 Christopher Wright, Knowing God Through the Old Testament: Three Volumes in One. (Downers Grove: InterVarsity Press, 2019). Kindle edition.
 “We can never stress too much the importance of the Scriptures in knowing God, even when we rightly talk about knowing God being a matter of experience. For when we say that we know God through experience of his grace, we are not talking merely about some subjective, inward or mystical personal experience. The emphasis is not just on experience for its own sake, without regard for content or control. Knowing God means entering into a biblically informed experience. It means entering into this story, as it is told in the Bible. It means engaging with the scriptural interpretation of what the story means, and what it reveals of the words and works of God. If we cut loose from the Scriptures and allow any so-called experience of God to be treated as valid knowledge of God, then we can end up in dangerous waters without a rudder or an anchor.” Christopher Wright, Knowing God Through the Old Testament: Three Volumes in One. (Downers Grove: InterVarsity Press, 2019). Kindle edition.

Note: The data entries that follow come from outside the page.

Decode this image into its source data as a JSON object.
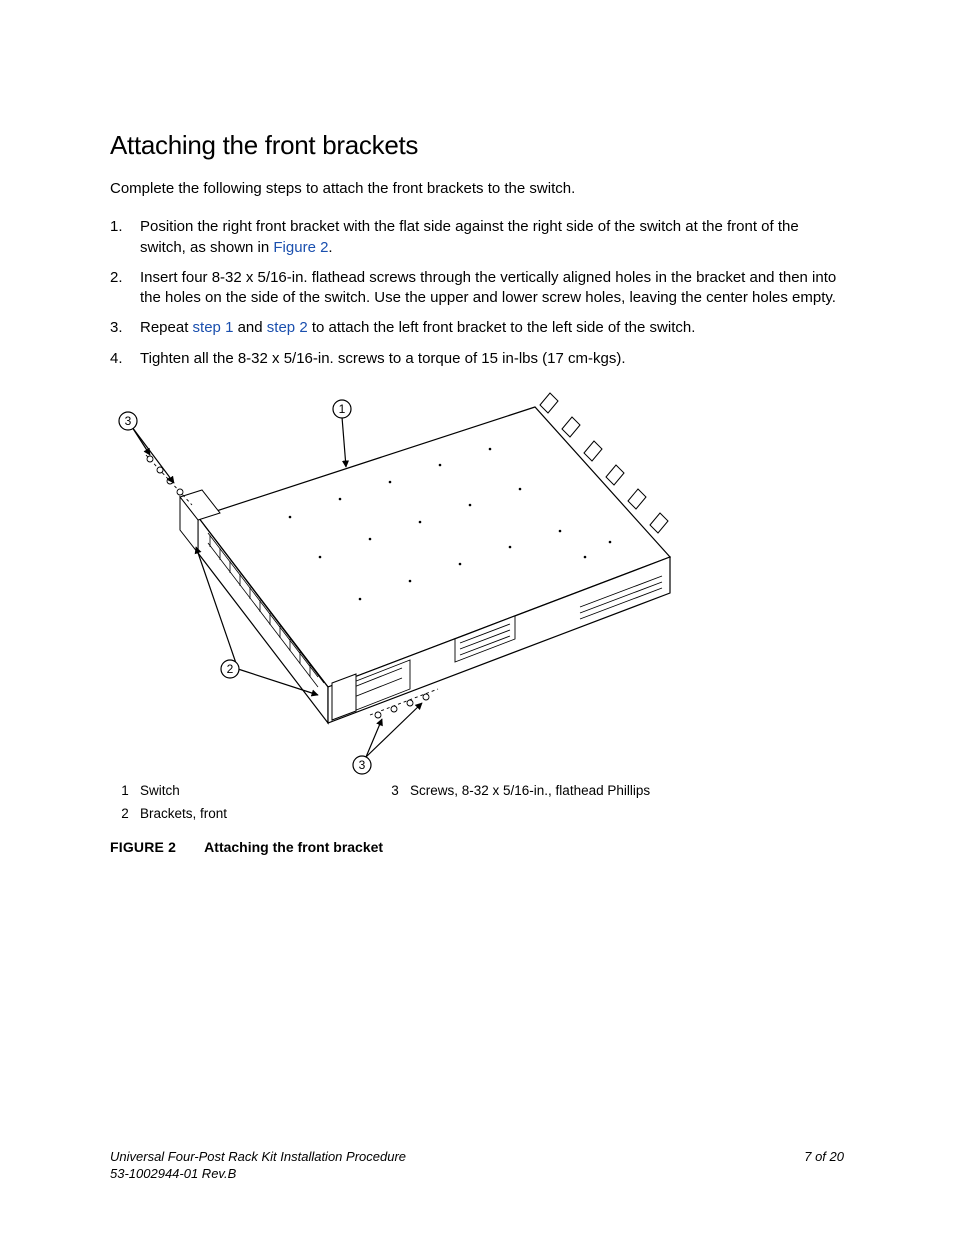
{
  "heading": "Attaching the front brackets",
  "intro": "Complete the following steps to attach the front brackets to the switch.",
  "steps": {
    "s1a": "Position the right front bracket with the flat side against the right side of the switch at the front of the switch, as shown in ",
    "s1_link": "Figure 2",
    "s1b": ".",
    "s2": "Insert four 8-32 x 5/16-in. flathead screws through the vertically aligned holes in the bracket and then into the holes on the side of the switch. Use the upper and lower screw holes, leaving the center holes empty.",
    "s3a": "Repeat ",
    "s3_link1": "step 1",
    "s3b": " and ",
    "s3_link2": "step 2",
    "s3c": " to attach the left front bracket to the left side of the switch.",
    "s4": "Tighten all the 8-32 x 5/16-in. screws to a torque of 15 in-lbs (17 cm-kgs)."
  },
  "callouts": {
    "c1": "1",
    "c2": "2",
    "c3": "3"
  },
  "legend": {
    "n1": "1",
    "t1": "Switch",
    "n2": "2",
    "t2": "Brackets, front",
    "n3": "3",
    "t3": "Screws, 8-32 x 5/16-in., flathead Phillips"
  },
  "figcap": {
    "label": "FIGURE 2",
    "text": "Attaching the front bracket"
  },
  "footer": {
    "title": "Universal Four-Post Rack Kit Installation Procedure",
    "docnum": "53-1002944-01 Rev.B",
    "page": "7 of 20"
  }
}
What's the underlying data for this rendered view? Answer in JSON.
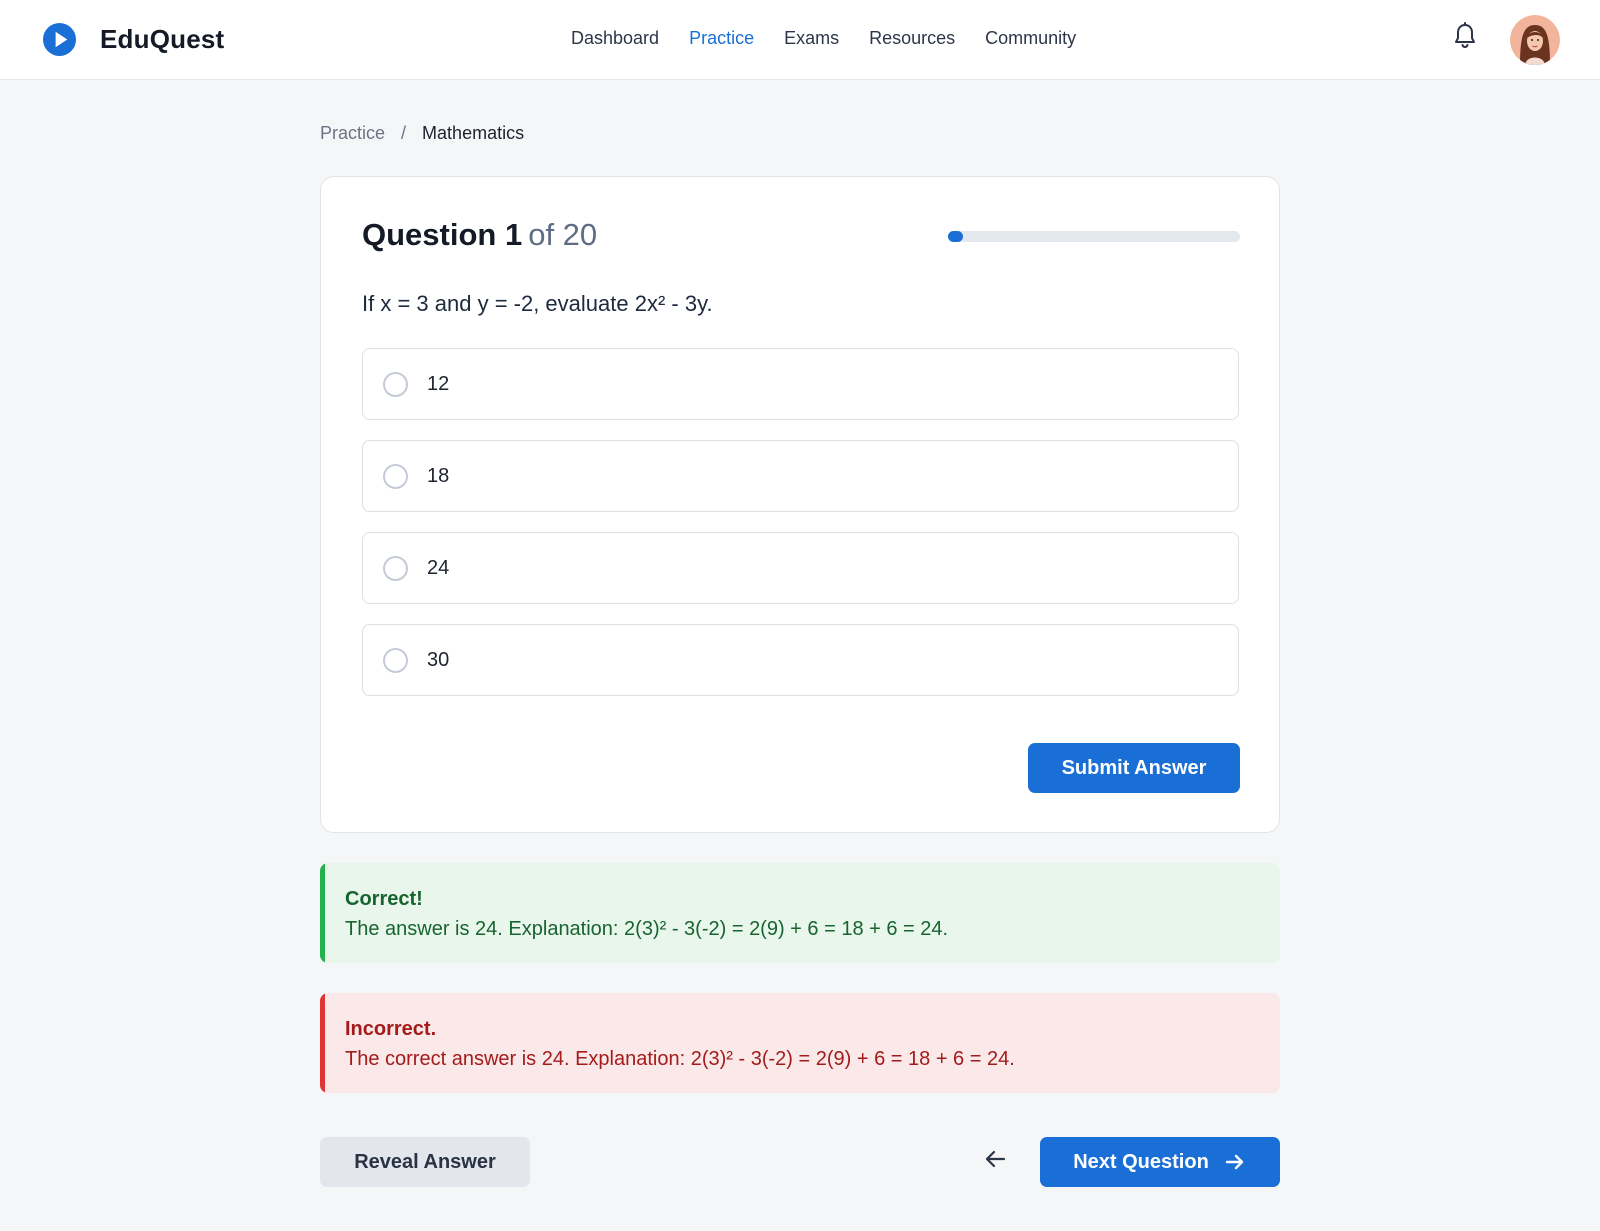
{
  "app": {
    "name": "EduQuest"
  },
  "nav": {
    "items": [
      {
        "label": "Dashboard",
        "active": false
      },
      {
        "label": "Practice",
        "active": true
      },
      {
        "label": "Exams",
        "active": false
      },
      {
        "label": "Resources",
        "active": false
      },
      {
        "label": "Community",
        "active": false
      }
    ]
  },
  "icons": {
    "logo": "play-circle-icon",
    "notifications": "bell-icon",
    "back": "arrow-left-icon",
    "next": "arrow-right-icon"
  },
  "breadcrumb": {
    "parent": "Practice",
    "separator": "/",
    "current": "Mathematics"
  },
  "question": {
    "label": "Question 1",
    "of": "of 20",
    "current": 1,
    "total": 20,
    "progress_fraction": 0.05,
    "text": "If x = 3 and y = -2, evaluate 2x² - 3y."
  },
  "options": [
    {
      "label": "12",
      "selected": false
    },
    {
      "label": "18",
      "selected": false
    },
    {
      "label": "24",
      "selected": false
    },
    {
      "label": "30",
      "selected": false
    }
  ],
  "actions": {
    "submit": "Submit Answer",
    "reveal": "Reveal Answer",
    "next": "Next Question"
  },
  "feedback": {
    "correct": {
      "title": "Correct!",
      "body": "The answer is 24. Explanation: 2(3)² - 3(-2) = 2(9) + 6 = 18 + 6 = 24."
    },
    "incorrect": {
      "title": "Incorrect.",
      "body": "The correct answer is 24. Explanation: 2(3)² - 3(-2) = 2(9) + 6 = 18 + 6 = 24."
    }
  },
  "colors": {
    "primary": "#1a6fd6",
    "success": "#22b14c",
    "error": "#e03535",
    "background": "#f5f6f8"
  }
}
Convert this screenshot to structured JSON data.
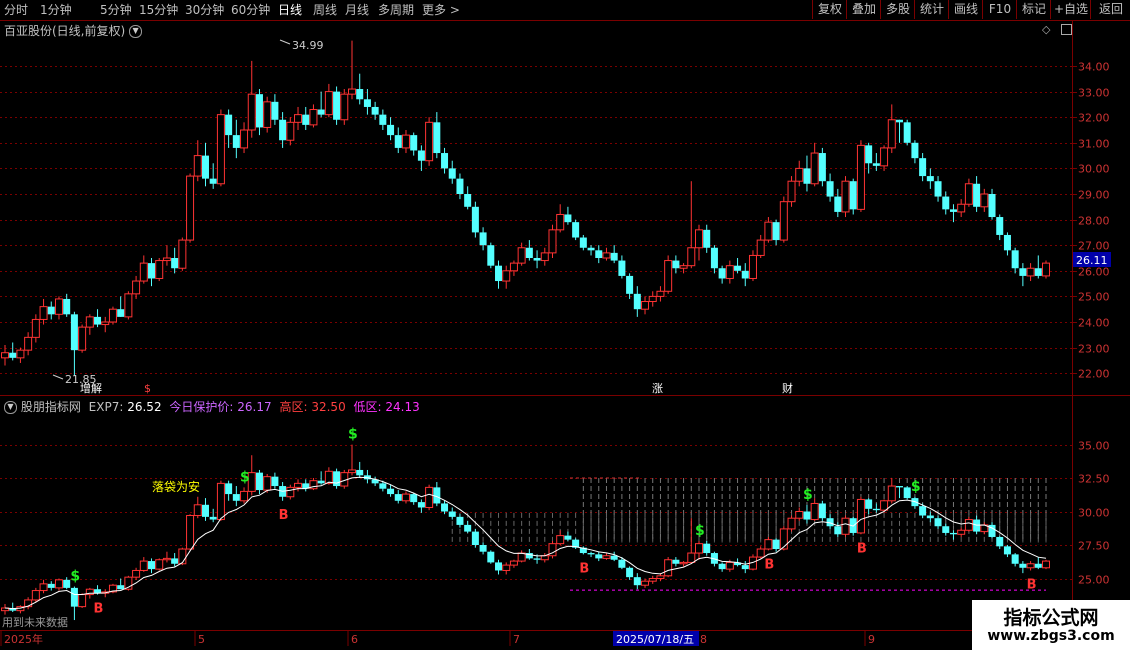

 “Through his word, God answers Moses’s prayer, the prayer of us all, if we know what it is we should ask for: ‘Show me your glory’ (Ex. 33:18). Not by coming to us mystically while we read, as if Bible reading were a magical incantation. God reveals himself in his word. He shows his glory through the ordinary words on the page (Eph. 3:4, 8). If you want to see God, read your Bible.” John Piper, “If You Want to See God, Read Your Bible” at desiringgod.org.
 J. I. Packer, Knowing God.
 “Indeed, it is in knowing Jesus as the Son of God that we know more clearly about the Father (as Jesus himself told his disciples). And then from that point we move toward the more developed understanding of the Trinitarian nature of God as Father, Son and Holy Spirit.” Christopher Wright, Knowing God Through the Old Testament: Three Volumes in One. (Downers Grove: InterVarsity Press, 2019). Kindle edition.
 Tim Chester, Enjoying God.